"In fierce conversations together, we create a force field by asking the questions, by saying the words out loud."
"Soften your eyes and allow the world to come to you. There is so much more to listen to than words. Listen to the whole person."
The Answer to How is Yes by Peter Block will freak some of you out. Block does not provide answers. Instead, he insists that we pursue the "why" question. I have a liberal arts degree, how could I not love someone who says that the ideas we need today have a long and noble tradition of looking to the arts, drama (Italians can do drama, let me tell you), literature (that's how I learned history), religion, and political theory for insights about individual and institutional transformation.
How could I not love someone who says that intimacy is a marketing strategy? I've read many who blogged about becoming friends through this electronic medium.
"[Intimacy] is something that is not knowable or manageable. It must be chosen for the sheer experience of it or it loses its quality. This is what acting on our deeper purpose entails, and operating in an environment of isolation and virtual experience makes acting on a set of values more difficult."
Block states that if we want depth, we need to step out of time.
"In many ways the shortage of time is an artificial scarcity. We think we are increasing the value of time when we make it more scarce than it objectively is. Why have we come to the point where we think there is not enough time? We know exactly how much time there is. [...] Yet we seem to be fighting time and the clock."
So the requirements of this new conversation are more a way of thinking than a list of things to do. We need to remain focused on who we are, and embrace those words and expressions that best articulate that. We need to be willing to be ourselves, and that also means imperfect. Have you ever noticed how we fall in love with imperfections in others? They are what make them dear to us.
We need to stop wining and begin to give ourselves permission to win. And we must stay true to the fact that there are no certainties, yet the process and the pauses are the places in which we can find enjoyment and learning. I find that you can learn a lot just by observing -- I've been practicing it my whole life. We're never out of time, just out of practice.

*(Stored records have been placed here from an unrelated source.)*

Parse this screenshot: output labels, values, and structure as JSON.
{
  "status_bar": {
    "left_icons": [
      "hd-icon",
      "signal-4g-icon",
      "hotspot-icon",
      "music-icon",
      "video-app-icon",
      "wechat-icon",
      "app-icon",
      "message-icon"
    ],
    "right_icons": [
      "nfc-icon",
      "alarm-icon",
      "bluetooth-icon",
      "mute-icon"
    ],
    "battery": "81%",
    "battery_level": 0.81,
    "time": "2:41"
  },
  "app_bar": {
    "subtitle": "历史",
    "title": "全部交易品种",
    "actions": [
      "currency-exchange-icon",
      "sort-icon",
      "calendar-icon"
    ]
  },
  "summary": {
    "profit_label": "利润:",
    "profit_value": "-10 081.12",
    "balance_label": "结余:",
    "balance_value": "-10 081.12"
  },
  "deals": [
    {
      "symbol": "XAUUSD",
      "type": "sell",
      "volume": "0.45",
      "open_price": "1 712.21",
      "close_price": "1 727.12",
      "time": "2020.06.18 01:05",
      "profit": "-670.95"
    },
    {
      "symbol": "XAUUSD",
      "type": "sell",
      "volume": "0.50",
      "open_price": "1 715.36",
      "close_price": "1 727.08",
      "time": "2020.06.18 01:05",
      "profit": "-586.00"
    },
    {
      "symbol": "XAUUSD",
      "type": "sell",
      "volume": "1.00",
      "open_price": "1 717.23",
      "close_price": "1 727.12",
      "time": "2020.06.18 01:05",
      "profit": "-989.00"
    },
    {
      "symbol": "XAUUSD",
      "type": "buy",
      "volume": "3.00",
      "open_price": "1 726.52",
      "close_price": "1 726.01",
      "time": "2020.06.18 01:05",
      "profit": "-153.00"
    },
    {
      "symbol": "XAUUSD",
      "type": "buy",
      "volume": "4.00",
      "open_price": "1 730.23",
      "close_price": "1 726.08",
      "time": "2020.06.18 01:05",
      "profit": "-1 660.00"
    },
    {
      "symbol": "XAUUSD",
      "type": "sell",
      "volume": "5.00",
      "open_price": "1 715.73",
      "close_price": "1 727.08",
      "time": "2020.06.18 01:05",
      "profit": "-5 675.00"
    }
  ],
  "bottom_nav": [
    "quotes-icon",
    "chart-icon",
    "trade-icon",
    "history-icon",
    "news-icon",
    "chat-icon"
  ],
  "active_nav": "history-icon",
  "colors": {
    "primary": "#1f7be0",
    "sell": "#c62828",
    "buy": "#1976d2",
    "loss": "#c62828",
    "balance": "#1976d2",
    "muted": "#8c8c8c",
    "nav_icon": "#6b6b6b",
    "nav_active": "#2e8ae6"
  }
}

We can evolve the conversation in the comments. What have others found useful?